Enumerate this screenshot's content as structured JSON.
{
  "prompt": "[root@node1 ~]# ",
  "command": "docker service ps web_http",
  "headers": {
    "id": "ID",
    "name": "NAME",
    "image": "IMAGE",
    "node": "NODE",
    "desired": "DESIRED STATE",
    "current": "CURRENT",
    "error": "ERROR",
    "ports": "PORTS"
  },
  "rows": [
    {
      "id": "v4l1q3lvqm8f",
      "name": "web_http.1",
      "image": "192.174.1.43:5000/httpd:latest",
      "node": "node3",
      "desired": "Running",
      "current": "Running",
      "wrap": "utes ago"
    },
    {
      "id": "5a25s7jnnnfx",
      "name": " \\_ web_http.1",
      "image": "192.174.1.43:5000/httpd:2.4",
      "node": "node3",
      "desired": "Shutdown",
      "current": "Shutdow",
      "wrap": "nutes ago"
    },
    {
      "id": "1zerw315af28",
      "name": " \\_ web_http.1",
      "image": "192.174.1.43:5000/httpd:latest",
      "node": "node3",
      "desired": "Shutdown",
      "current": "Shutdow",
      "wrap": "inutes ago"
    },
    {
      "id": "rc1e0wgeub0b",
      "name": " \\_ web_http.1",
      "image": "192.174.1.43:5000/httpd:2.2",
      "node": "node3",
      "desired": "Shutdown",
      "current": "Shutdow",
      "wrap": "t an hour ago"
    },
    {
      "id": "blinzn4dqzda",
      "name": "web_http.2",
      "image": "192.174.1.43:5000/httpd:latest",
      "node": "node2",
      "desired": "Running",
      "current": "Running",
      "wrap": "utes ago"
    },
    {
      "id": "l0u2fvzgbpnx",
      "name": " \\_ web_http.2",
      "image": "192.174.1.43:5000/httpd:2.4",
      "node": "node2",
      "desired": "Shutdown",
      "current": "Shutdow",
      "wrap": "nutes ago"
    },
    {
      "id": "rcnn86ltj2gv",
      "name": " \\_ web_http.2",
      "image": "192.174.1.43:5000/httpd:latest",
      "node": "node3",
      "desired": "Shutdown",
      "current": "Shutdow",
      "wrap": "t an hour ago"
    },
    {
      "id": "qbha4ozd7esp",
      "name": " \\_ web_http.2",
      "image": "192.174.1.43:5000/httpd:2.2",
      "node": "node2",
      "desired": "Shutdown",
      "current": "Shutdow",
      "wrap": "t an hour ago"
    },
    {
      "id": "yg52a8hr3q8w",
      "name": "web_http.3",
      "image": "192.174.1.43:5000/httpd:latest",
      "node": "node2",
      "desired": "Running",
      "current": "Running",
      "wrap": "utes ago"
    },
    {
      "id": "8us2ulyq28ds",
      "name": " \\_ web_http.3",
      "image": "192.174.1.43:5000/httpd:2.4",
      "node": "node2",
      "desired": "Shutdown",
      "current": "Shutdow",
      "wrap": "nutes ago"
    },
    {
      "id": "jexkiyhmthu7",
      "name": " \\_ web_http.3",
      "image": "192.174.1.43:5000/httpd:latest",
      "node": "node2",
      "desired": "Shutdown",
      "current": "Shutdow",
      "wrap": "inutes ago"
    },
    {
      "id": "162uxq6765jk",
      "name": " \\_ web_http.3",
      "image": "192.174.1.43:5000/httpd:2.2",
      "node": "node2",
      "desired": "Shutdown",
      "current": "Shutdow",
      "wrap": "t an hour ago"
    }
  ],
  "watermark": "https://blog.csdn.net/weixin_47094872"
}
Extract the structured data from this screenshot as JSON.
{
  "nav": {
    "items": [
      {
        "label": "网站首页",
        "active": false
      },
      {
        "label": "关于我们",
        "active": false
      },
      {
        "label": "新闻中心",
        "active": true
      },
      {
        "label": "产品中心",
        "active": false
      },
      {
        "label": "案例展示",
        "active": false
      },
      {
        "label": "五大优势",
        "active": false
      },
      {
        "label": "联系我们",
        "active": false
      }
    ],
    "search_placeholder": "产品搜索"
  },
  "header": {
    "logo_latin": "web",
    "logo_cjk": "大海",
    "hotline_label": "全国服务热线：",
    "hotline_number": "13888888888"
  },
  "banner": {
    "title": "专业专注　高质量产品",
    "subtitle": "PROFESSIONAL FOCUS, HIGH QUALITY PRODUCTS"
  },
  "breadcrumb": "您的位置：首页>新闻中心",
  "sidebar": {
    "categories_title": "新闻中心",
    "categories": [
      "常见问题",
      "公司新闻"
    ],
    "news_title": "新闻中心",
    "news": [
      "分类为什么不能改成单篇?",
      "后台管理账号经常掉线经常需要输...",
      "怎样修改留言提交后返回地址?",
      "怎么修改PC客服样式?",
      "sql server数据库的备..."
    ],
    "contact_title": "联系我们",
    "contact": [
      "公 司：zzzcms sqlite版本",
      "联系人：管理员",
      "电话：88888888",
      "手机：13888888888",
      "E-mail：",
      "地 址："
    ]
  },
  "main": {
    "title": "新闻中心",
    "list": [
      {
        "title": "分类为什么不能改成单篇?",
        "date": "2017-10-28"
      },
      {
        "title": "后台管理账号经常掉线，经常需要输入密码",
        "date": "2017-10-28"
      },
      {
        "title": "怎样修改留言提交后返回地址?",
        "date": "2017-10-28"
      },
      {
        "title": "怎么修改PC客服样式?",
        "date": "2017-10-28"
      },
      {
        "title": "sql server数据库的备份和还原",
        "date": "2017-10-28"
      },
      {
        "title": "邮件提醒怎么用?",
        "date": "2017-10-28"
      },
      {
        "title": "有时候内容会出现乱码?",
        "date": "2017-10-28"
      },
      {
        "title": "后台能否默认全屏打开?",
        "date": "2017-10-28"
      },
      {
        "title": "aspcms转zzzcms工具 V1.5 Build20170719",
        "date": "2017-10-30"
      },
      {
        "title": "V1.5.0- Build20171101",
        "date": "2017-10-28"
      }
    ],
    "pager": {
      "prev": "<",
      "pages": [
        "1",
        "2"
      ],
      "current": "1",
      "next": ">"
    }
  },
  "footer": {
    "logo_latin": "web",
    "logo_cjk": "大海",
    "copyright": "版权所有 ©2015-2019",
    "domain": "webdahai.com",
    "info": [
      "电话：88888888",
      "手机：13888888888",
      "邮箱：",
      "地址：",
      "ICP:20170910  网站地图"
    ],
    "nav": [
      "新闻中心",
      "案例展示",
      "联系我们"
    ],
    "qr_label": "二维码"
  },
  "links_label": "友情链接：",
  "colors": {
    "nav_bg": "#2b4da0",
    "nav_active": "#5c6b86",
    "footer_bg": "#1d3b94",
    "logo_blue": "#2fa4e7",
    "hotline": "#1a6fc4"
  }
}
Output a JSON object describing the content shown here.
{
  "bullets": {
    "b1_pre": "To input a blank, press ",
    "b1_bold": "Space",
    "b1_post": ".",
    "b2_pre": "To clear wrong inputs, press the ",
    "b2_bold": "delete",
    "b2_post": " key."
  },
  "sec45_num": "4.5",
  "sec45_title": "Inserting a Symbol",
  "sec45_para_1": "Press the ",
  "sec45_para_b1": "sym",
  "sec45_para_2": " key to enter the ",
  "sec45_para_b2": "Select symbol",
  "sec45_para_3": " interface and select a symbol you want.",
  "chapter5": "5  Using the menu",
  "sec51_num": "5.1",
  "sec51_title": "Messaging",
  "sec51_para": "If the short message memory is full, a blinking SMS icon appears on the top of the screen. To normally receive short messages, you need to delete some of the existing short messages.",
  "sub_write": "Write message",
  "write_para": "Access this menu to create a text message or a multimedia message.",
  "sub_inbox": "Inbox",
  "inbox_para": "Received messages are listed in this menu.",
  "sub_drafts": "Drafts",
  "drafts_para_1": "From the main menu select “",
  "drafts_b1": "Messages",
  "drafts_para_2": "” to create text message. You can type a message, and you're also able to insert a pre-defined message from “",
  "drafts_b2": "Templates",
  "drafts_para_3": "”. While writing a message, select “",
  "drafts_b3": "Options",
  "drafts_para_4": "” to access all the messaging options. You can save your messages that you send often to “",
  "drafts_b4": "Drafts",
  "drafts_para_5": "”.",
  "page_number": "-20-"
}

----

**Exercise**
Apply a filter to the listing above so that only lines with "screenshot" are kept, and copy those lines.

**Response box**
Enumerate this screenshot's content as structured JSON.
Extract the structured data from this screenshot as JSON.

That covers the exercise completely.